BEGIN Extracted records

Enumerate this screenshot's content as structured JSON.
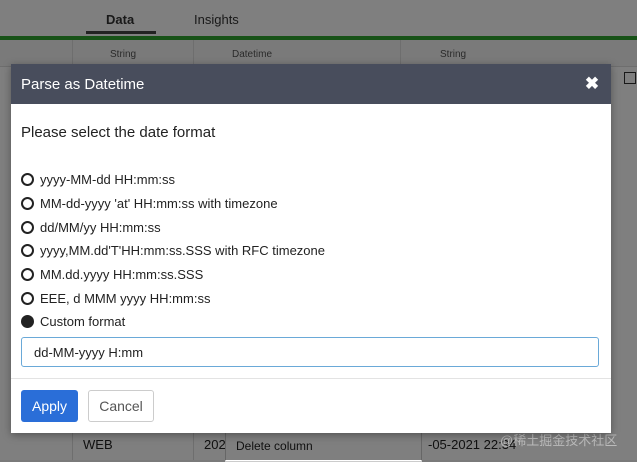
{
  "background": {
    "tabs": [
      {
        "label": "Data"
      },
      {
        "label": "Insights"
      }
    ],
    "columns": [
      {
        "type": "String"
      },
      {
        "type": "Datetime"
      },
      {
        "type": "String"
      }
    ],
    "row": {
      "col1": "WEB",
      "col2": "202",
      "col3": "-05-2021 22:34"
    },
    "context_menu": {
      "item": "Delete column"
    },
    "watermark": "@稀土掘金技术社区"
  },
  "modal": {
    "title": "Parse as Datetime",
    "close_icon": "close-icon",
    "prompt": "Please select the date format",
    "options": [
      {
        "label": "yyyy-MM-dd HH:mm:ss",
        "checked": false
      },
      {
        "label": "MM-dd-yyyy 'at' HH:mm:ss with timezone",
        "checked": false
      },
      {
        "label": "dd/MM/yy HH:mm:ss",
        "checked": false
      },
      {
        "label": "yyyy,MM.dd'T'HH:mm:ss.SSS with RFC timezone",
        "checked": false
      },
      {
        "label": "MM.dd.yyyy HH:mm:ss.SSS",
        "checked": false
      },
      {
        "label": "EEE, d MMM yyyy HH:mm:ss",
        "checked": false
      },
      {
        "label": "Custom format",
        "checked": true
      }
    ],
    "custom_format_value": "dd-MM-yyyy H:mm",
    "apply_label": "Apply",
    "cancel_label": "Cancel"
  },
  "colors": {
    "header_bg": "#484d5c",
    "apply_bg": "#2a6ed8",
    "input_border": "#6aa9d8",
    "green_bar": "#2fa52f"
  }
}
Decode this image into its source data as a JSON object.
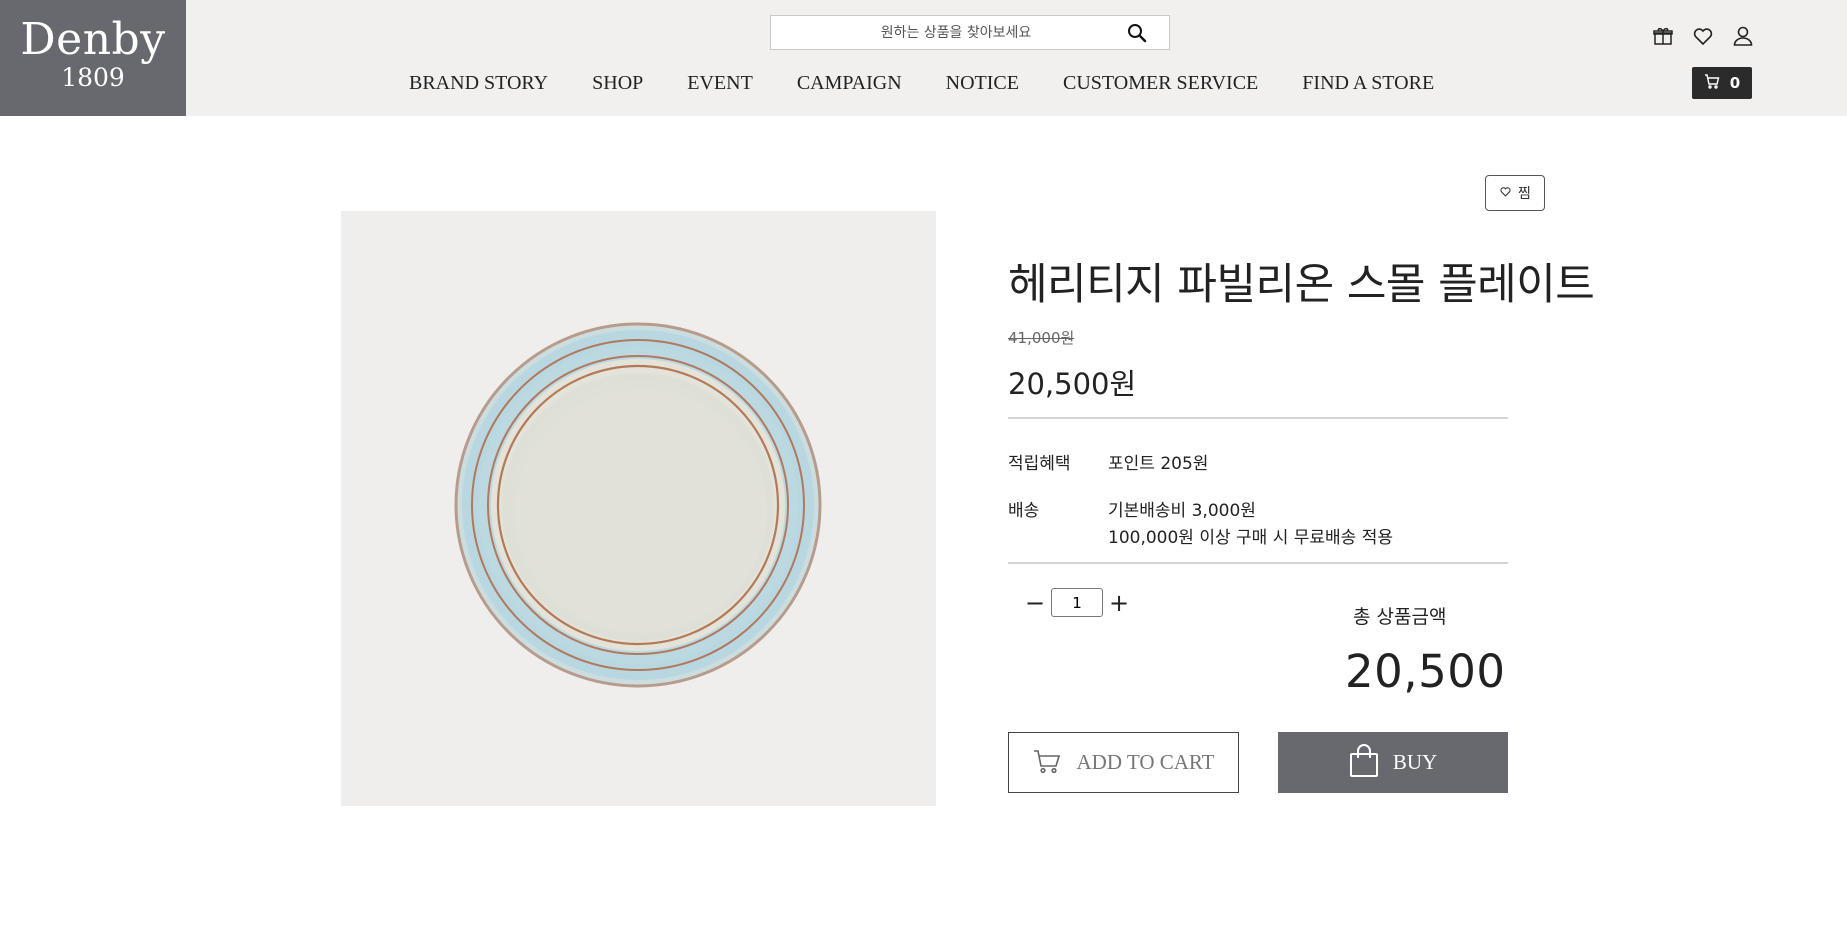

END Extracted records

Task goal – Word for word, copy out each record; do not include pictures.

Your response –
Enumerate this screenshot's content as structured JSON.
{
  "background": {
    "tabs": [
      {
        "label": "Data"
      },
      {
        "label": "Insights"
      }
    ],
    "columns": [
      {
        "type": "String"
      },
      {
        "type": "Datetime"
      },
      {
        "type": "String"
      }
    ],
    "row": {
      "col1": "WEB",
      "col2": "202",
      "col3": "-05-2021 22:34"
    },
    "context_menu": {
      "item": "Delete column"
    },
    "watermark": "@稀土掘金技术社区"
  },
  "modal": {
    "title": "Parse as Datetime",
    "close_icon": "close-icon",
    "prompt": "Please select the date format",
    "options": [
      {
        "label": "yyyy-MM-dd HH:mm:ss",
        "checked": false
      },
      {
        "label": "MM-dd-yyyy 'at' HH:mm:ss with timezone",
        "checked": false
      },
      {
        "label": "dd/MM/yy HH:mm:ss",
        "checked": false
      },
      {
        "label": "yyyy,MM.dd'T'HH:mm:ss.SSS with RFC timezone",
        "checked": false
      },
      {
        "label": "MM.dd.yyyy HH:mm:ss.SSS",
        "checked": false
      },
      {
        "label": "EEE, d MMM yyyy HH:mm:ss",
        "checked": false
      },
      {
        "label": "Custom format",
        "checked": true
      }
    ],
    "custom_format_value": "dd-MM-yyyy H:mm",
    "apply_label": "Apply",
    "cancel_label": "Cancel"
  },
  "colors": {
    "header_bg": "#484d5c",
    "apply_bg": "#2a6ed8",
    "input_border": "#6aa9d8",
    "green_bar": "#2fa52f"
  }
}
Decode this image into its source data as a JSON object.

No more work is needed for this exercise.